PHILADELPHIA -- Manager Joe Girardi answered a question on Monday afternoon about production and patience in a 60-game season.
“You could pull a plug too quick on someone, and you may miss out on what they’ve done in the past and some big numbers,” Girardi said. “That’s what I’m not going to do.”
Girardi believes it is best to bet on hitters with track records, even in a 60-game sprint to the postseason. Many of his hitters with extensive track records pummeled the Braves in Monday night’s 13-8 victory at Citizens Bank Park, helping the Phillies split a four-game series against their National League East rivals. It was the first time in franchise history that the Phils hit four home runs and scored 10 runs in the first two innings of a game, according to the Elias Sports Bureau.
It snapped Aaron Nola’s nine-start winless streak, dating back to his last victory on Aug. 20 in Boston. On Monday, he allowed one run on two hits and one walk in eight innings, and he struck out 10.
But the night revealed perhaps the Phillies’ best and only path to the postseason: to lean on a rotation that has enjoyed solid performances from Nola, Zack Wheeler and Jake Arrieta (a combined 2.49 ERA in seven starts) and to score a bunch of runs like they did on Monday, which featured a grand slam from Didi Gregorius, a three-run big fly from Bryce Harper, a two-run home run from J.T. Realmuto and solo shots from Roman Quinn and Jean Segura.
The bullpen continues to be a major concern, and there are not many relievers with track records to indicate a turnaround is imminent.

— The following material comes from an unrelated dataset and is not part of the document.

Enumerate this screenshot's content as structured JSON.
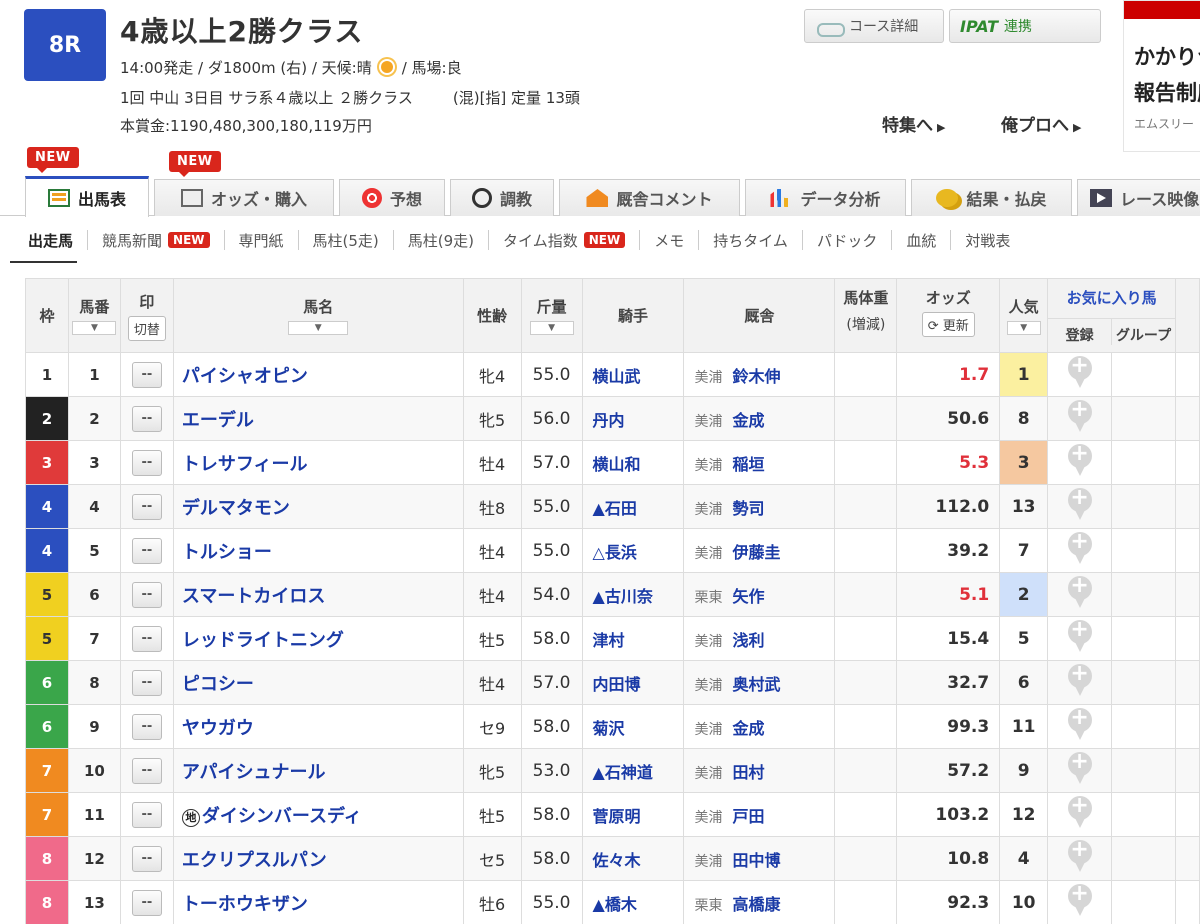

Nick Pivetta (six runs in one-third of an inning) and Trevor Kelley (one run in two-thirds of an inning) turned a 12-run lead in the ninth inning into a five-run lead to force Héctor Neris to loosen up in the ‘pen. It is the second time in six days that Neris warmed up in the ninth inning because the relief corps could not hold a commanding lead. He had a one-pitch, one-out save in Game 1 of a doubleheader against the Yankees on Wednesday, when the bullpen turned an eight-run lead into a four-run lead.
The bullpen has a 9.87 ERA (34 earned runs in 31 innings). It is the highest mark in baseball.
“I mean, we’re going to rely on our starters, and we have to,” Harper said, asked if the offense and rotation can make up for the bullpen’s early shortcomings. “I think guys like Nola and Wheeler and Jake … with all the good teams in baseball, you try to rely on your starters as much as possible to get through those innings and then have a Tommy [Hunter] or a Neris in the back end of the bullpen and get then in the game and win games. You bring in [José Álvarez] to face a lefty, [Adam] Morgan to face a lefty, things like that. But you’re going to rely on your starters as much as possible. And when your starters aren’t doing well, you’re going to have to rely on your lineup to score the runs to win games.”
“I'm frustrated for the guys that gave up the runs, because we want them to contribute and we want them to get going,” Girardi added. “It does not dampen that we won the game, that Aaron pitched great and we swung the bats extremely well.”
Girardi pulled Nola after eight innings and 89 pitches because he has seen too many pitchers suffer injuries this season, and perhaps because of the shortened ramp-up to the regular season. He knew Nola could handle a higher pitch count, but he had not experienced more than six up-downs since last year.
“Aaron did not want to come out,” Girardi said. “But sometimes I feel that it's my job to protect players from themselves, right? And I feel bad pulling him. I told him. I understand if he's upset with me. I'm OK with that. But the prize is not in the month of August. And we need him to be healthy.”
It was the correct call, regardless of how the bullpen has pitched. Any bullpen should be able to hold a 12-run lead.
“That’s going to come around, I know it is,” Nola said. “It’s still kind of early for us.”
In a tight game late next month, maybe Nola will finish it.
Girardi knows that. Nola does, too.
“I feel it would be a different conversation if it was a close game,” Nola said. “I could see myself going out if it was a close game. Maybe there will be another chance for that. I hope there is. But on a different note, we got a 'W' -- that’s all that matters.”
Wheeler (2-0, 2.08 ERA) faces the Orioles in Tuesday's series opener at Citizens Bank Park, set for 7:05 p.m. ET, live on MLB.TV. He signed a five-year contract with the Phils in December, and he has fared well through his first two starts, allowing only four runs (three earned) in 13 innings.